Have you established a working safety program within your organization? Chesapeake Employers Insurance provides a 10-step reference guide to help create an effective safety program for your general industry business.
- Ensure management commitment to safety. Setting an example of commitment and involvement is key to creating a positive safety culture throughout your organization.
- Designate responsibility for your safety program. It is best to designate a specific person to be responsible for creating, implementing, and managing the program. This person should be qualified and have experience to do the job. A safety committee should also be added.
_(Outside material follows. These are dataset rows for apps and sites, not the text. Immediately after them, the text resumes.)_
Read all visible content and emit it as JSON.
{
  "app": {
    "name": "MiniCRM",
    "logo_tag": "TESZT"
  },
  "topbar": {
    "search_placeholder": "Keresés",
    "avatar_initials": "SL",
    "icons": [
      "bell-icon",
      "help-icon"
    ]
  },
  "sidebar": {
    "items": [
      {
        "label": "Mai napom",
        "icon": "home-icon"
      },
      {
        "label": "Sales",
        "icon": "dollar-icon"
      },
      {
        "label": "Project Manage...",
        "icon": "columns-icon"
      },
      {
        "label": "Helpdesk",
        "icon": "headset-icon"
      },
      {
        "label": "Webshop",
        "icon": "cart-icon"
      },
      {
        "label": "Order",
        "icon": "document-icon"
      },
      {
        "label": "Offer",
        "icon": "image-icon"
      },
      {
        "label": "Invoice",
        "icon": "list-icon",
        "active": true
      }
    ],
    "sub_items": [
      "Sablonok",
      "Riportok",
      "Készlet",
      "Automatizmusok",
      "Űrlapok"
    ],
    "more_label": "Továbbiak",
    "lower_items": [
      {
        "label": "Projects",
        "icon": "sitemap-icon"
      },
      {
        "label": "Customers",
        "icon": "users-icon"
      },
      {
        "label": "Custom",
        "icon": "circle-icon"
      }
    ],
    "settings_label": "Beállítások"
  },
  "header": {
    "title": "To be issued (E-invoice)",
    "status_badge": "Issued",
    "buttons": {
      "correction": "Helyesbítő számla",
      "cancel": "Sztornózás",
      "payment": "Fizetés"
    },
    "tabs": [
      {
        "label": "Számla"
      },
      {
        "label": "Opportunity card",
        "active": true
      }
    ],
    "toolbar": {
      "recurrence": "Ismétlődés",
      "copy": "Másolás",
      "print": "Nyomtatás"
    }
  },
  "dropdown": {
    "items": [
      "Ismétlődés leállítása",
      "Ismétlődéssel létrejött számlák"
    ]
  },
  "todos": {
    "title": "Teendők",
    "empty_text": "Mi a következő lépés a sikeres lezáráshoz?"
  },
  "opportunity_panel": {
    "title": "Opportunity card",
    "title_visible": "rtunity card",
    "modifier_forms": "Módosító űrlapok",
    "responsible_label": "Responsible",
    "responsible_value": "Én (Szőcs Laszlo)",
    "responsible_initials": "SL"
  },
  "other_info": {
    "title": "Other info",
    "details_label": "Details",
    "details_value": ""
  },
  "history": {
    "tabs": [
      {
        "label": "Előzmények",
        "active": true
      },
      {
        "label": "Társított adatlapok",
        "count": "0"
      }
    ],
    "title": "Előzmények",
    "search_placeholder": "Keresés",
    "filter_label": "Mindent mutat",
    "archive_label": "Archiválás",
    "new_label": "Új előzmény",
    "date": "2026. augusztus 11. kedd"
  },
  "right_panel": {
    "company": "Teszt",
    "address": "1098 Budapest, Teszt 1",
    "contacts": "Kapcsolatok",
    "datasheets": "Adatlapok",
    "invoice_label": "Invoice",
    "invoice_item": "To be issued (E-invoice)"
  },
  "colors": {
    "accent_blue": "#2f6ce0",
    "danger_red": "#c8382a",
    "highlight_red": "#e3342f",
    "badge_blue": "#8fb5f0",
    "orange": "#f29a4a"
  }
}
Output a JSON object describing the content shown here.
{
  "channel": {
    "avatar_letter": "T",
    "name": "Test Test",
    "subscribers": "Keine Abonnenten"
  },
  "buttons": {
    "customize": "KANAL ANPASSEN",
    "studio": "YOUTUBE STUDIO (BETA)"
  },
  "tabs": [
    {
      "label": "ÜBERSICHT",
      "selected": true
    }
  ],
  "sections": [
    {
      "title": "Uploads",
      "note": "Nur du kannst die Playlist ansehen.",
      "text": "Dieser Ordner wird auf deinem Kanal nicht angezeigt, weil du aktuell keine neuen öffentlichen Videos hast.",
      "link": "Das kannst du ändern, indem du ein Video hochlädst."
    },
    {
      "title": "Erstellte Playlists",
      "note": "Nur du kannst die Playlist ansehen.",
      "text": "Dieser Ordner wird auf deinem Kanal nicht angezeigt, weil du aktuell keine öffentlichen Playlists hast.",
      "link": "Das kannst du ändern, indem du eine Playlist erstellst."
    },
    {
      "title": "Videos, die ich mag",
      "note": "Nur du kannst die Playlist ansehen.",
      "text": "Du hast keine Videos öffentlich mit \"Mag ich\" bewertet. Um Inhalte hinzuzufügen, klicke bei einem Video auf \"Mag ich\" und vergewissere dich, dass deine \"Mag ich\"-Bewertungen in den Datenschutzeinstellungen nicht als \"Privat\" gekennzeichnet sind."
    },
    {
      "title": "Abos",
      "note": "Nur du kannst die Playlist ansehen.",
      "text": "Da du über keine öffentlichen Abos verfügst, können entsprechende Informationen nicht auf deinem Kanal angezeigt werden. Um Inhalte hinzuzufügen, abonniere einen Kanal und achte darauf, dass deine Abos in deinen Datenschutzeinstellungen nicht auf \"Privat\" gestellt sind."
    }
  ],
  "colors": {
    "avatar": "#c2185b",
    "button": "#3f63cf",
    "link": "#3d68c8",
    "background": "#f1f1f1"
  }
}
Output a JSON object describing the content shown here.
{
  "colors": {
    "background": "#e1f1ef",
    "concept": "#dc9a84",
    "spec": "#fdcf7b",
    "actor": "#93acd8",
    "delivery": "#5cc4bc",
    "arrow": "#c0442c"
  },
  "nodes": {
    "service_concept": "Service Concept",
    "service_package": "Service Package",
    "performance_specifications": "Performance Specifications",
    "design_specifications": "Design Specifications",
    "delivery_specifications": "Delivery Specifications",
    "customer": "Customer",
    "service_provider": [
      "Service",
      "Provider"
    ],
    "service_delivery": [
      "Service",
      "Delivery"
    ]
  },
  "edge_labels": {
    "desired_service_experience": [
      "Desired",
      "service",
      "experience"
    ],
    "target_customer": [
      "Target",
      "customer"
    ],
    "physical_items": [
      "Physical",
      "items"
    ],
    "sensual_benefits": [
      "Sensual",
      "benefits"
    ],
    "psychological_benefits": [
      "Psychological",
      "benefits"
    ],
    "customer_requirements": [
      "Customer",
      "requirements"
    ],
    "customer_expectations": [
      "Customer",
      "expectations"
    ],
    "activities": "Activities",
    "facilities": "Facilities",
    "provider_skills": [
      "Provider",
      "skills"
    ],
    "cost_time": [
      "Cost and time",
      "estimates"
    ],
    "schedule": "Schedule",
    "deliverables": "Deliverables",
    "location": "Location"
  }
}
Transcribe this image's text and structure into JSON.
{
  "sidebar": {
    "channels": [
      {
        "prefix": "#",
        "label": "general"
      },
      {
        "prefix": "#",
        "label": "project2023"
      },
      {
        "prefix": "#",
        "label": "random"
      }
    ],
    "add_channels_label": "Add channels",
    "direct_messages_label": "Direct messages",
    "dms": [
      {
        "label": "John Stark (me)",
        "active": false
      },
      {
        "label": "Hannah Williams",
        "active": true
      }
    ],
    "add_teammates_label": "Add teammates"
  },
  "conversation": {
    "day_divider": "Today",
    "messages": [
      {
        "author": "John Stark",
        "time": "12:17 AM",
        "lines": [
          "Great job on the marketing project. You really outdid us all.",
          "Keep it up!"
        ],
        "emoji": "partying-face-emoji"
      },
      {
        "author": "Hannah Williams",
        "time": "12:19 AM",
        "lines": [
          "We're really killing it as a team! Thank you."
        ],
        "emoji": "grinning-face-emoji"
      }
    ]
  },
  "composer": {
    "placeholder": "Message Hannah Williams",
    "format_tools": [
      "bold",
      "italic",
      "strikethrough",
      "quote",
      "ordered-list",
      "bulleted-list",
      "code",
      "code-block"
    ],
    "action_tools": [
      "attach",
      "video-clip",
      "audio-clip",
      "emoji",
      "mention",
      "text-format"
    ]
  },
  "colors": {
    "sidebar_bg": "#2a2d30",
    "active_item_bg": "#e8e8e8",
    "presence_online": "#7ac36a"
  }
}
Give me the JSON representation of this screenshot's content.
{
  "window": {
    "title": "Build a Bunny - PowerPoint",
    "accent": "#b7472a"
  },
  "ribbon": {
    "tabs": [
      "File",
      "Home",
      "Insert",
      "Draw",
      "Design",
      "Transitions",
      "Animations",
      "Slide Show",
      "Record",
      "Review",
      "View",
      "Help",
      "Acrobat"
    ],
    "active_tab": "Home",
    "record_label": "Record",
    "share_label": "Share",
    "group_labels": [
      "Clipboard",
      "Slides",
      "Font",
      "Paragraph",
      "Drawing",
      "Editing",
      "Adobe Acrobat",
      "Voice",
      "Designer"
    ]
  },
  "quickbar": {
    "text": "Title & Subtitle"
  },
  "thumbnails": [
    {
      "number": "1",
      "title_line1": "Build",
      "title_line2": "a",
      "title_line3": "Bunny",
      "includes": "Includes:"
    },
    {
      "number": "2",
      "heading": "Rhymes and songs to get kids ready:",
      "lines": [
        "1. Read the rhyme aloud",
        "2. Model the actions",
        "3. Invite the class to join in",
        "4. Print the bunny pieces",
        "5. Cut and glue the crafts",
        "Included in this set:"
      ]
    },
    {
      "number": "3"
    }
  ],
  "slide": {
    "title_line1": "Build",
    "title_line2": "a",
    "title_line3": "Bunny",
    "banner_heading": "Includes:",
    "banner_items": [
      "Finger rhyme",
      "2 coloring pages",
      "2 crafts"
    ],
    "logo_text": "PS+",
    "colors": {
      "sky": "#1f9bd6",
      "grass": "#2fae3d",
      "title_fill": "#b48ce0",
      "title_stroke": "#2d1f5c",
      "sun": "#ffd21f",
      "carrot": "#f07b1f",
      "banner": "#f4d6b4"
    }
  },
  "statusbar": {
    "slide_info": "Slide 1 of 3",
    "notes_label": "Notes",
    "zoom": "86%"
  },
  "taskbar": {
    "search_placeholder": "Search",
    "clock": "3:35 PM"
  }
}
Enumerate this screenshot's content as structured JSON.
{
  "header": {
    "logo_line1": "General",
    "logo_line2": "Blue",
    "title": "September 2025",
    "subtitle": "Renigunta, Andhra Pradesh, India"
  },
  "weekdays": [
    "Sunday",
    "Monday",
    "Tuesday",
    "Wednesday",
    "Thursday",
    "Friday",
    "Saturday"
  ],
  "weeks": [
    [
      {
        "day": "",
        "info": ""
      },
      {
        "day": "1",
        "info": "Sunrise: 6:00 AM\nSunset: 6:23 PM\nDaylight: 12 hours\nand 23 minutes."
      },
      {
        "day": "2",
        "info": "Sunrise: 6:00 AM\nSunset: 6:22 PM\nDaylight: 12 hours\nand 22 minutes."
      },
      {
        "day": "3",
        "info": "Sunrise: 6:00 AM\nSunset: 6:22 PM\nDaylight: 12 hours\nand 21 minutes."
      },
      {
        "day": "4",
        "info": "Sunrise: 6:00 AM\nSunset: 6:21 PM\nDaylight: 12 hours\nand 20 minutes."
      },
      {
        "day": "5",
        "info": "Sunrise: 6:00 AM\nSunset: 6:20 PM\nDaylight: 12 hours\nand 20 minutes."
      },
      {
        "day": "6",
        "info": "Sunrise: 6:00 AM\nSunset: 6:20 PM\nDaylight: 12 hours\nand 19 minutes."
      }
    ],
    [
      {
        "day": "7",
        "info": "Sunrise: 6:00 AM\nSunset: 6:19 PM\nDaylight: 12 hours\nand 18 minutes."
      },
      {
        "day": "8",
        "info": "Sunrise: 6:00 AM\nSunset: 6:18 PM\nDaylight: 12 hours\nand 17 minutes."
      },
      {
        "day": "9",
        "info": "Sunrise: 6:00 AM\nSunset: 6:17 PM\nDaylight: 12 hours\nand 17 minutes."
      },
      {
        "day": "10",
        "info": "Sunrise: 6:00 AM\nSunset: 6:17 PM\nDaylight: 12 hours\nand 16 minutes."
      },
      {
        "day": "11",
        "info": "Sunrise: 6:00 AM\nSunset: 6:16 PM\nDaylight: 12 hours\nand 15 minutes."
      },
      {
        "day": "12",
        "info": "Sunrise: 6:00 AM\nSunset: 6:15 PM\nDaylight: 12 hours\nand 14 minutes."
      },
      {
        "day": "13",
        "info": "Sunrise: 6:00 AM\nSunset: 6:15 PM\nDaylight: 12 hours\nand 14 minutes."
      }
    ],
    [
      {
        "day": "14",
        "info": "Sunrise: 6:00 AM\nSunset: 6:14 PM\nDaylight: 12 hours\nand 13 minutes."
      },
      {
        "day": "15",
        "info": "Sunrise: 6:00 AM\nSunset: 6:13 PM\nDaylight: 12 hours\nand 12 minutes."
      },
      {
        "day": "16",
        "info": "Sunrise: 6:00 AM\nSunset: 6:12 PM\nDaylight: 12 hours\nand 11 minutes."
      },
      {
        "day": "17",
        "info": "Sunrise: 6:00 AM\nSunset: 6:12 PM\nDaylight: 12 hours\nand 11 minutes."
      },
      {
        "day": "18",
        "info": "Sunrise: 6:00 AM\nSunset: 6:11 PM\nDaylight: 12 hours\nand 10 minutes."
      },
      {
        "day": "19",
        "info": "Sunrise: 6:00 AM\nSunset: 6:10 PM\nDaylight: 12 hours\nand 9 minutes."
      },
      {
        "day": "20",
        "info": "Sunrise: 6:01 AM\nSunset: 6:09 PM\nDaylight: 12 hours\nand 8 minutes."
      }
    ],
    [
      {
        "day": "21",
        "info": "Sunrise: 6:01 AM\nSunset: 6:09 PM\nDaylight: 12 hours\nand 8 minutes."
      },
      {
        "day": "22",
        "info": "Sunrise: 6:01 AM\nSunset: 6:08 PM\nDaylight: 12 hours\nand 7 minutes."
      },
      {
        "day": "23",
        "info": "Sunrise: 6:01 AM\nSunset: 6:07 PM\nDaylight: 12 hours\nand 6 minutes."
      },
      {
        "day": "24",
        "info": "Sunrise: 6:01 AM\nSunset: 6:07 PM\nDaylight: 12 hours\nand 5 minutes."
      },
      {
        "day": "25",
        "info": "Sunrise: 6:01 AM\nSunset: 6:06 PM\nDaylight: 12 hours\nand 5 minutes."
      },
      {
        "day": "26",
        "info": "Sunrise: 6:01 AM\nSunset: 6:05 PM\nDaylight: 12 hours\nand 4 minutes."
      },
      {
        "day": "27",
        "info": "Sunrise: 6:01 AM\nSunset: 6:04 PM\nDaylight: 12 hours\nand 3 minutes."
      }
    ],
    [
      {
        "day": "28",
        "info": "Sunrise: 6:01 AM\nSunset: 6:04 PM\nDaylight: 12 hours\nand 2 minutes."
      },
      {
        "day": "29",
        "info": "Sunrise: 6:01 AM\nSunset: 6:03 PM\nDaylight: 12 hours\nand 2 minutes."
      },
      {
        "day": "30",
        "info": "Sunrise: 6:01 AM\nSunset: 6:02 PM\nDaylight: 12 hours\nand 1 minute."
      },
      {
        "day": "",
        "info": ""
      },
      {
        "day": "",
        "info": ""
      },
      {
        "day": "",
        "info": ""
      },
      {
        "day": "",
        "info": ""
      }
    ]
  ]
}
- Determine the safety and health-related regulatory requirements for your industry. The safety program must be specific to the site and operations. Considerations regarding the size of the company, operations and exposures, incident trend reviews, personnel capabilities, and OSHA and specific state regulations are necessary.
- Conduct a hazard assessment of your workplace. Analyze hazards, exposure, and losses to develop a baseline that will be used to identify and prioritize safety needs. Use process flows, checklists, floor plans, job safety analysis’, and equipment manuals to perform an effective assessment.
- Develop a written safety policy. Create a safety policy statement that stresses your company’s commitment to promoting safety. Management should then communicate with employees the intent of the policy, their responsibilities for complying with the policy, and enforcement procedures. The policy should include compliance measures, education and safety training, and processes to correct/reduce hazards.
- Ensure two-way communication about safety. Communication travels in both directions: management to employees and employees to management.
- Correct identified hazards. Once identified, hazards should be handled in a timely manner and documented until final solution is in place. Consider using the NIOSH’s Hierarchy of Hazard Controls as a standard practice. This is a widely accepted system used to minimize or eliminate exposure to hazards.
- Regularly train employees on safety. Always provide and document job safety training for employees. Documentation should include date, training topic, list of employees in attendance, and employee signatures. OSHA standards require training on emergency plans, fire protection plans, personal protective equipment, and the “Right to Know law.”
- Keep your workplace hazard-free. Once hazards are corrected, take steps to ensure the workplace remains hazard-free. This may include developing work practices, admin controls, work rules, and emergency procedures.
- Regularly review your safety program and keep it up-to-date. The safety program should be reviewed at least annually or in the event of change in conditions or following an incident that exposes another hazard.
Find a printable version of the Chesapeake Employers guide with detailed steps here. #BeSure you make safety a priority!